A startling quarter of the U.S. population suffers from non-alcoholic fatty liver disease caused by dietary sugar.
|Photo by Moyan Brenn.|
We know foods like donuts and soda can make you fat, but the effects of sugar on the liver and brain are less well-known. Dietary sugar can fry your liver in much the same way alcohol can. This in turn can hurt your brain, leaving you with dementia-like symptoms decades too soon.
Most people associate liver disease with alcohol abuse or hepatitis. But another type, non-alcoholic fatty liver disease, which barely existed three decades ago, has quickly become the most common liver disease in America. NAFLD isn’t caused by booze or a nasty virus, but dietary sugar, which causes a buildup of fat in your liver.

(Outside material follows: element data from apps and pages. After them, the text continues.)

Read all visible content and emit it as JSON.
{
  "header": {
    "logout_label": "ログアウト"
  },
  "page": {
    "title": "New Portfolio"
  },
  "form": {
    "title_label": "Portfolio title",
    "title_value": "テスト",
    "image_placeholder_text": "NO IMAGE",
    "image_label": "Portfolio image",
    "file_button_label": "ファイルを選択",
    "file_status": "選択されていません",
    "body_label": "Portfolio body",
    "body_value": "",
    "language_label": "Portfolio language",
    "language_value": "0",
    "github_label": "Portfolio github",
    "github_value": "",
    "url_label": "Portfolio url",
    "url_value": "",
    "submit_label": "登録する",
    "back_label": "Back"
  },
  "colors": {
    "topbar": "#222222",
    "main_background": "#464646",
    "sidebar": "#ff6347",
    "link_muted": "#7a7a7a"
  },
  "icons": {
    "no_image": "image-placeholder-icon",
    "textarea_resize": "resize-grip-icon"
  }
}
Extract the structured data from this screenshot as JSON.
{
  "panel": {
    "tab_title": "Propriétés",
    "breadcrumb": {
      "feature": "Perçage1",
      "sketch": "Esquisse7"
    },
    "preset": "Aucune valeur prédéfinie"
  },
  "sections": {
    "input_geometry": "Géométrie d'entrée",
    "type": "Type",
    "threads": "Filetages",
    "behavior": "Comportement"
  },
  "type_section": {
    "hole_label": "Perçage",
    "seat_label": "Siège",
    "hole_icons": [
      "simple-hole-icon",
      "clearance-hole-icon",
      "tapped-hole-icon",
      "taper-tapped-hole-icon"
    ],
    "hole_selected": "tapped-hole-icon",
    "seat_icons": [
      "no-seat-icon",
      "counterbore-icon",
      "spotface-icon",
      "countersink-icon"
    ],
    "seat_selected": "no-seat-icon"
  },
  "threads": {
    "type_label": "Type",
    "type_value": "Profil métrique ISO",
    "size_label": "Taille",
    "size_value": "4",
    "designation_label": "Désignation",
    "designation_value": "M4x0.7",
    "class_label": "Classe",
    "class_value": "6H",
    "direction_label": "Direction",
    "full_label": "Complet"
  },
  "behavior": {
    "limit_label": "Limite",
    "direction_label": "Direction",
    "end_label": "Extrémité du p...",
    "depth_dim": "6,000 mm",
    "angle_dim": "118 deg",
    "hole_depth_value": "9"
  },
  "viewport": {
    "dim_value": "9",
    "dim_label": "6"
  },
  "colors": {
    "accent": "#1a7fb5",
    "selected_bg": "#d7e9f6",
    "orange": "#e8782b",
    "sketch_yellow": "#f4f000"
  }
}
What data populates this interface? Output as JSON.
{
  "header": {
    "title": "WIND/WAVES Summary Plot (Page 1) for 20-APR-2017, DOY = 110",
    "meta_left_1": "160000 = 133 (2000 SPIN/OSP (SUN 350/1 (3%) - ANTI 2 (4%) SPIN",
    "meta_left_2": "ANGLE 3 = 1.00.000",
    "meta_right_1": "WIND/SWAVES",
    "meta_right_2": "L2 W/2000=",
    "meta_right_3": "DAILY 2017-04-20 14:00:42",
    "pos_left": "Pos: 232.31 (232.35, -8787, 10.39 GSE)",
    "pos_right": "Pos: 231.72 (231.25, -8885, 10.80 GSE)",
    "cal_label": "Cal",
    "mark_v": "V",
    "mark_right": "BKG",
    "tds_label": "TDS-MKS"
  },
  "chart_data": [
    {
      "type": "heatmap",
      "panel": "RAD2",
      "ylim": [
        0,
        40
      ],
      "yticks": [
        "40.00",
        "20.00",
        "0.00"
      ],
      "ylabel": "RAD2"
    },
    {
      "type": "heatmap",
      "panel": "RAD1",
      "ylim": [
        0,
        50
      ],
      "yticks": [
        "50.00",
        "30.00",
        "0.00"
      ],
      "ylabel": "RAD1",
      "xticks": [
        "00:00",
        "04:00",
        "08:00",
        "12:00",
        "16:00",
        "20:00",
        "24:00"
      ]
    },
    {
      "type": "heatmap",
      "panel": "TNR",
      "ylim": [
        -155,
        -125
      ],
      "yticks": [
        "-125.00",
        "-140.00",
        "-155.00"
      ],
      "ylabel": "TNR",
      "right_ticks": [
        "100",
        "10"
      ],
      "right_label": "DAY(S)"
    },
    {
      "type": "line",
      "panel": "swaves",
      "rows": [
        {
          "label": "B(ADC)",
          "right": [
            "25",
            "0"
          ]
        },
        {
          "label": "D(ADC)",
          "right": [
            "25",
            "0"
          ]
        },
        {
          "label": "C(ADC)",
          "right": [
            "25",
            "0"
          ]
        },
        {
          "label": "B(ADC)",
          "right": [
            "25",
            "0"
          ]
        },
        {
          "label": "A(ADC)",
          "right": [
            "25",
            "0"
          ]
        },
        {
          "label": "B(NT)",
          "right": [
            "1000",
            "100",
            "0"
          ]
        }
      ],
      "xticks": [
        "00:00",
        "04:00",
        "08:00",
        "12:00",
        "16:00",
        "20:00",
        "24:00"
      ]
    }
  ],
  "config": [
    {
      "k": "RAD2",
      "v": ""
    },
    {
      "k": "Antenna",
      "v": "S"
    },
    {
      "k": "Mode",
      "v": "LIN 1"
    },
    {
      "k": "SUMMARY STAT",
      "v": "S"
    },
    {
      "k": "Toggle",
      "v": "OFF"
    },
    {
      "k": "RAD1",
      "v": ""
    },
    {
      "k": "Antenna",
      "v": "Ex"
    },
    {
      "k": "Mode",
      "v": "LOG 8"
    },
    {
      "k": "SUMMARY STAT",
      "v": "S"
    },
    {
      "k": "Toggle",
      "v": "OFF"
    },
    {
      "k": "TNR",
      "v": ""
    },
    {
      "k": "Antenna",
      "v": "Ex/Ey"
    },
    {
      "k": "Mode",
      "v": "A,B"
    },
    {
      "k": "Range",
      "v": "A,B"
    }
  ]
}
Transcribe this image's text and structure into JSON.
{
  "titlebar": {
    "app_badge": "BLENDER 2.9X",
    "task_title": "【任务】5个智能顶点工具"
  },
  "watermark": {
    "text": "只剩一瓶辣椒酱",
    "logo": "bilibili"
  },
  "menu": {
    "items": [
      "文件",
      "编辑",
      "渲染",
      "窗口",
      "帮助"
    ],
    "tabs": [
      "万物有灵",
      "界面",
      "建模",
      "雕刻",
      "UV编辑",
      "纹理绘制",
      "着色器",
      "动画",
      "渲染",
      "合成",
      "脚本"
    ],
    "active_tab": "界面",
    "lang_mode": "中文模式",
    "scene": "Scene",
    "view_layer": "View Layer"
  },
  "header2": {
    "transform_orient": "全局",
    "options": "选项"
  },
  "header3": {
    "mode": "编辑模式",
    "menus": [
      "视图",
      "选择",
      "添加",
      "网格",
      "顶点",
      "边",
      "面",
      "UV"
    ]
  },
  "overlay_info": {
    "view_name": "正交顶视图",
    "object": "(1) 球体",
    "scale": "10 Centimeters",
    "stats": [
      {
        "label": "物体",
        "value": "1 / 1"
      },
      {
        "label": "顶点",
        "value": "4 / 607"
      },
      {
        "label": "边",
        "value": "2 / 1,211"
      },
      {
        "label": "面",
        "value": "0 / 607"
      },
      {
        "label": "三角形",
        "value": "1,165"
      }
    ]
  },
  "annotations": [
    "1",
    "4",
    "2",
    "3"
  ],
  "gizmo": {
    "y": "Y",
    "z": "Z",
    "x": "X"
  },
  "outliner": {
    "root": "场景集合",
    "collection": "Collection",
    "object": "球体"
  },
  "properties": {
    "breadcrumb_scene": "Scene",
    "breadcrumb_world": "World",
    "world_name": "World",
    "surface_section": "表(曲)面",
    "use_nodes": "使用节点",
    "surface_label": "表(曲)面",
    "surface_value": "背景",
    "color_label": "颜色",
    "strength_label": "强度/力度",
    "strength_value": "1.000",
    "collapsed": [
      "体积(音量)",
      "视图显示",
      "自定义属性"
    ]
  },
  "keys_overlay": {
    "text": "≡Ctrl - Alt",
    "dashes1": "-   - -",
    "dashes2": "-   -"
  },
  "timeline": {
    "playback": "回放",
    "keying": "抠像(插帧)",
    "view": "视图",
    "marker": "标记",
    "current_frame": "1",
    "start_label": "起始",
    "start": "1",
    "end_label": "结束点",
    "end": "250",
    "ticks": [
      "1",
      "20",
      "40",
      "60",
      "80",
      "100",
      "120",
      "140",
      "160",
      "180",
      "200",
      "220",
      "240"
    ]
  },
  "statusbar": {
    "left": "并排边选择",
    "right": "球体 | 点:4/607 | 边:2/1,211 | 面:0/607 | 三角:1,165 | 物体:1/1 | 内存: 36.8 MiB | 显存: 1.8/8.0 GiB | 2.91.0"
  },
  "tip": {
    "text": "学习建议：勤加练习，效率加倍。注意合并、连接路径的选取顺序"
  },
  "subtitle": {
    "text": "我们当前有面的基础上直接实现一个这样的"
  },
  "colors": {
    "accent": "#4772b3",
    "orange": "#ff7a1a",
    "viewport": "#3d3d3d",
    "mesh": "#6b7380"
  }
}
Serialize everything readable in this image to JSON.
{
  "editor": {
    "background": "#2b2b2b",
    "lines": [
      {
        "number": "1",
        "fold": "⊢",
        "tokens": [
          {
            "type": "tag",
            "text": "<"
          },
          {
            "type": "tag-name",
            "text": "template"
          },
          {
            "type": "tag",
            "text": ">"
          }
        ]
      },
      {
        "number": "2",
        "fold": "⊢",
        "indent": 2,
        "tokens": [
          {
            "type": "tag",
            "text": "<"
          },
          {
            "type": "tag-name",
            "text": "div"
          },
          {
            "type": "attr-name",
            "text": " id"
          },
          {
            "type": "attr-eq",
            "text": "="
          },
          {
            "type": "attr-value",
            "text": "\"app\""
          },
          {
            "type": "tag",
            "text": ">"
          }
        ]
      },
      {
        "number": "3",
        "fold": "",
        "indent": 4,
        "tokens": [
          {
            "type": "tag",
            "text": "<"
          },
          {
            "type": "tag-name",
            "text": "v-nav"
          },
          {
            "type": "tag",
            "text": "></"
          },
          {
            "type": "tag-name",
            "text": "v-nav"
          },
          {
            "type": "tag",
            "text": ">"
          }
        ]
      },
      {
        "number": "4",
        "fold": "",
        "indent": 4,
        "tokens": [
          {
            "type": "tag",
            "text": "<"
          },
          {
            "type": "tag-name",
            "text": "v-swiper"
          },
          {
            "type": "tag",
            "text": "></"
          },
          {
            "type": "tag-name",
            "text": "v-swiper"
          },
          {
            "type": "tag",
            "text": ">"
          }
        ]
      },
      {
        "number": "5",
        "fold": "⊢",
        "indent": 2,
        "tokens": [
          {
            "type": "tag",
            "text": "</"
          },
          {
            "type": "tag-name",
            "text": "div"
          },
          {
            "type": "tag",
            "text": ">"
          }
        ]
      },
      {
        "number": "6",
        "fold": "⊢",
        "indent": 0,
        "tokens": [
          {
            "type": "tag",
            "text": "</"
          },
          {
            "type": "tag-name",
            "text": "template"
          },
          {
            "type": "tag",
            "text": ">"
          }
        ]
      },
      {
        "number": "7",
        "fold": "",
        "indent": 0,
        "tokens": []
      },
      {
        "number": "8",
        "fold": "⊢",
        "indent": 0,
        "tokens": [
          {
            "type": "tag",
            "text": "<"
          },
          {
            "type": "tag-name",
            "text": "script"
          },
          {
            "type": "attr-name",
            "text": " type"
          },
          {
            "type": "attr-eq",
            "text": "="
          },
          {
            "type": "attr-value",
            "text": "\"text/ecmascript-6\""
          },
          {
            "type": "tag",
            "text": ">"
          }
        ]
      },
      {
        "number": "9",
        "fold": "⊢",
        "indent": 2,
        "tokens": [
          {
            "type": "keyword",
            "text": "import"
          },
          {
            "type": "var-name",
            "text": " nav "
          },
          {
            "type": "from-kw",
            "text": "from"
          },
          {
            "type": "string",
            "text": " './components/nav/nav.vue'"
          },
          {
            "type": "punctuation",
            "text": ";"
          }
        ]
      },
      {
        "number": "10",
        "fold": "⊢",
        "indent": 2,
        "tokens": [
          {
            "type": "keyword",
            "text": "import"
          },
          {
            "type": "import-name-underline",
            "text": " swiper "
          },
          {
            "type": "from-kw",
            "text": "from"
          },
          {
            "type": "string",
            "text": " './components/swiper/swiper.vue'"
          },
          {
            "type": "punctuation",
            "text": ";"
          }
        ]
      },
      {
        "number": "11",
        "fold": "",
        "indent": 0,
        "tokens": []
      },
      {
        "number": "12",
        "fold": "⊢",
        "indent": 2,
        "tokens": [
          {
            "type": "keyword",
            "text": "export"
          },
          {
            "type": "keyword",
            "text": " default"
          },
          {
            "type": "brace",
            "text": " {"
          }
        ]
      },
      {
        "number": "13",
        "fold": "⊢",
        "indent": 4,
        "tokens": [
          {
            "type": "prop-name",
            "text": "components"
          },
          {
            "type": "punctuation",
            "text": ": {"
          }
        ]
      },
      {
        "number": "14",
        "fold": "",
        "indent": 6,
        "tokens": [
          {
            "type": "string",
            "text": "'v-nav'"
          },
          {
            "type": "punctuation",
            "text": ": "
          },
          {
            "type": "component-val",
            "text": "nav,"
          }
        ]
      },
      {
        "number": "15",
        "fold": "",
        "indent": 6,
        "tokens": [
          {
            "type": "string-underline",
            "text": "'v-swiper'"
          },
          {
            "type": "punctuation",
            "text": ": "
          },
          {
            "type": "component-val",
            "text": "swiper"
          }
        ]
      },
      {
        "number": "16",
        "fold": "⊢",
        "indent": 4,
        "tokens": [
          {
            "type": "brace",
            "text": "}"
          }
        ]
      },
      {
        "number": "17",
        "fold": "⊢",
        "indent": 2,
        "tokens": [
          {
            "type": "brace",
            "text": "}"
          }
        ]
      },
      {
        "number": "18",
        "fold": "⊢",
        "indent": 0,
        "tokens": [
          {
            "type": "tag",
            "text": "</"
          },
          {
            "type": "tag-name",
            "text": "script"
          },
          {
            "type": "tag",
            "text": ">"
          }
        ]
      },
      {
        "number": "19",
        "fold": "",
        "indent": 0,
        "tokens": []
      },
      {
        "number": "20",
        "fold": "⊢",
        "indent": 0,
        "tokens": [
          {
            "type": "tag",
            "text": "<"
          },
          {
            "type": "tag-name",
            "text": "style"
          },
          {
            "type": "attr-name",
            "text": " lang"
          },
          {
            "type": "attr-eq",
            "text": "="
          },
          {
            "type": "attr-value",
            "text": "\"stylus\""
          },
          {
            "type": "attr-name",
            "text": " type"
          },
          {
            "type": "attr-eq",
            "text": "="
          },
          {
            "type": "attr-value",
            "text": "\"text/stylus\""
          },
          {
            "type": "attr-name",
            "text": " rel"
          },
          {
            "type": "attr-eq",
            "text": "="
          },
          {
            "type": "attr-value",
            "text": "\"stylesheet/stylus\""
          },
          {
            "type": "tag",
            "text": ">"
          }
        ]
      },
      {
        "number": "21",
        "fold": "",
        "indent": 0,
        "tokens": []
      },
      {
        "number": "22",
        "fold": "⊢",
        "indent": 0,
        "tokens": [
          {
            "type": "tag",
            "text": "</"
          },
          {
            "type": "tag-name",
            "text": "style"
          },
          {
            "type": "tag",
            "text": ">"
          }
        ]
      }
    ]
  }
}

Overweight people are likely candidates for NAFLD. Memory loss and diminished cognitive function are often the first symptoms, as the liver loses its ability to filter toxins that compromise the brain.
According to the American Liver Foundation, at least a quarter of the U.S. population now suffers from NAFLD, and that number is expected to swell to 40 percent by 2030, apace with an accompanying swelling of the American body, thanks to the insatiable American sweet tooth and the corporate interests that feed it. A study published March 25 further solidified the connection between sugar and NAFLD, finding that even moderate amounts of sugary drinkswill stimulate the production of enzymes that deposit fat in the liver.